Call it what you want, but advertising usually leads to discontentment. Mark Driscoll from Mars Hill Church in Seattle made a funny and true statement about advertising:
Advertising exists to create in you a sense of discontentedness. Things you didn’t even know you needed. And the truth is you don’t really need them. Have you just watched a car commercial lately? “Oh, it’s a new car. I have an old car. My car does not have all of those speakers. Those are amazing. Oh! Heated seats. I—oh. My bum is cold. I don’t have heated seats. I need heated seats.” All of a sudden you’re discontented. “I need heated seats. I need one for my bum and one to warm a muffin on the way to work for my breakfast. That’s what I need, heated seats.”
Think about “window shopping”
If we’re honest, walking through the mall and window shopping often leads to thoughts like “I need that. I need that. I need two of those. I don’t even know what that is. I better go in and find out just in case I need it too.” Thankfully I don’t go to the mall unless I have the intent of buying something but even in these situations I find myself wanting a shirt in the display window that I didn’t even know existed five minutes earlier…but it’s on sale…
Think about TV shows
MTV’s “Cribs,” for example. I can tell you that I’ve never finished watching that show and thought about how much I love my 1999 Honda Accord and my Dell Inspiron I got in 2006. In between the show I see commercials for laptops that are only $[insert good deal here]. My Dell works well and I don’t need a new computer, but now that I know I can get a brand new one for not that much, I think I need it.
Think about food commercials
Don’t want to make dinner tonight? Even though you have plenty of food in your fridge, there’s no wait for a $5 Hot N’ Ready from Little Caesars! I don’t get how commercials with celebrities promoting food works but I’m sure Dr. Pepper got a boost in sales from using Dr. Dre or Fergie in their ad. Just last week my friend and I met up for lunch and as we were talking about where we should go a bus drove by with a giant Panera Bread ad on it. I enjoyed a wonderful “Pick Two” meal from Panera Bread that day. Suckered in by advertising once again.
Totally affordable. Plus you deserve it.
What gets me is how the pricing is made to look so affordable. A monthly payment of $200 sounds doable but is the car worth $40,000 after all the payments and interest? An extra $0.50 for a larger fountain drink doesn’t seem like much, but is it worth the extra 200 calories that can add up to 20 pounds in a year?
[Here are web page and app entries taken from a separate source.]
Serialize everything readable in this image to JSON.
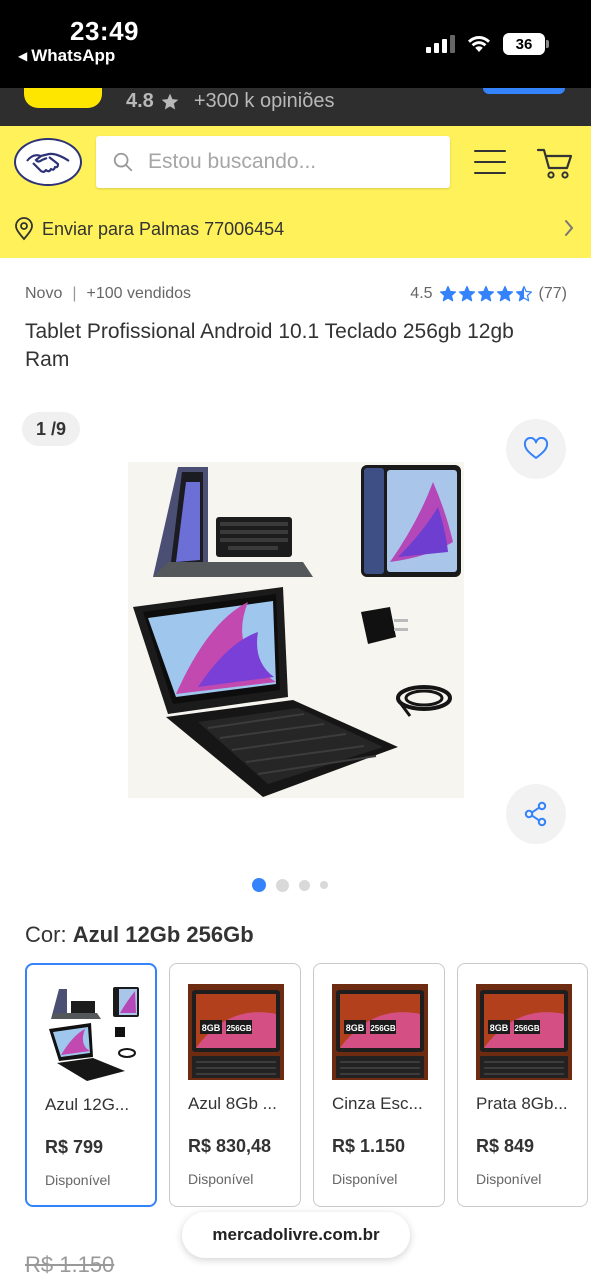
{
  "status_bar": {
    "time": "23:49",
    "back_app": "WhatsApp",
    "battery": "36"
  },
  "app_promo": {
    "rating": "4.8",
    "opinions": "+300 k opiniões"
  },
  "header": {
    "search_placeholder": "Estou buscando...",
    "address": "Enviar para Palmas 77006454"
  },
  "product": {
    "condition": "Novo",
    "separator": "|",
    "sold": "+100 vendidos",
    "rating": "4.5",
    "reviews": "(77)",
    "stars_value": 4.5,
    "title": "Tablet Profissional Android 10.1 Teclado 256gb 12gb Ram",
    "image_counter": "1 /9",
    "image_index": 1,
    "image_total": 9
  },
  "colors": {
    "label_prefix": "Cor:",
    "selected": "Azul 12Gb 256Gb",
    "variants": [
      {
        "name": "Azul 12G...",
        "price": "R$ 799",
        "status": "Disponível"
      },
      {
        "name": "Azul 8Gb ...",
        "price": "R$ 830,48",
        "status": "Disponível"
      },
      {
        "name": "Cinza Esc...",
        "price": "R$ 1.150",
        "status": "Disponível"
      },
      {
        "name": "Prata 8Gb...",
        "price": "R$ 849",
        "status": "Disponível"
      }
    ]
  },
  "price": {
    "old": "R$ 1.150"
  },
  "browser": {
    "url": "mercadolivre.com.br"
  },
  "theme": {
    "brand_yellow": "#fff159",
    "accent_blue": "#3483fa",
    "logo_navy": "#2d3277"
  },
  "icons": [
    "search-icon",
    "menu-icon",
    "cart-icon",
    "location-pin-icon",
    "chevron-right-icon",
    "heart-icon",
    "share-icon",
    "star-icon",
    "handshake-logo-icon"
  ]
}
Add the personal touch to advertisements and you’ve got a lot of people hooked. “Detroit, you deserve better” is a slogan I saw on a billboard aimed to get those driving by to open a checking account with their bank. Even the bible sitting on my kitchen table was purchased because of an advertisement! I was fine with the paperback version I got for free until I saw this black leather one that has a cute black and white flower design on it. If you take a look around your home, can you identify any purchases you made that were influenced by advertisements?
Are you a sucker for advertising? What advertisements have led you to purchase a product?
This has been a guest post from Jessica. She is a Registered Dietitian and shares practical, useful tips on food, fitness, and finance. Be sure to subscribe to her blog, Budget For Health.
My name is Derek, and I have my Bachelors Degree in Finance from Grand Valley State University. After graduation, I was not able to find a job that fully utilized my degree, but I still had a passion for Finance! So, I decided to focus my passion in the stock market. I studied Cash Flows, Balance Sheets, and Income Statements, put some money into the market and saw a good return on my investment. As satisfying as this was, I still felt that something was missing. I have a passion for Finance, but I also have a passion for people. If you have a willingness to learn, I will continue to teach.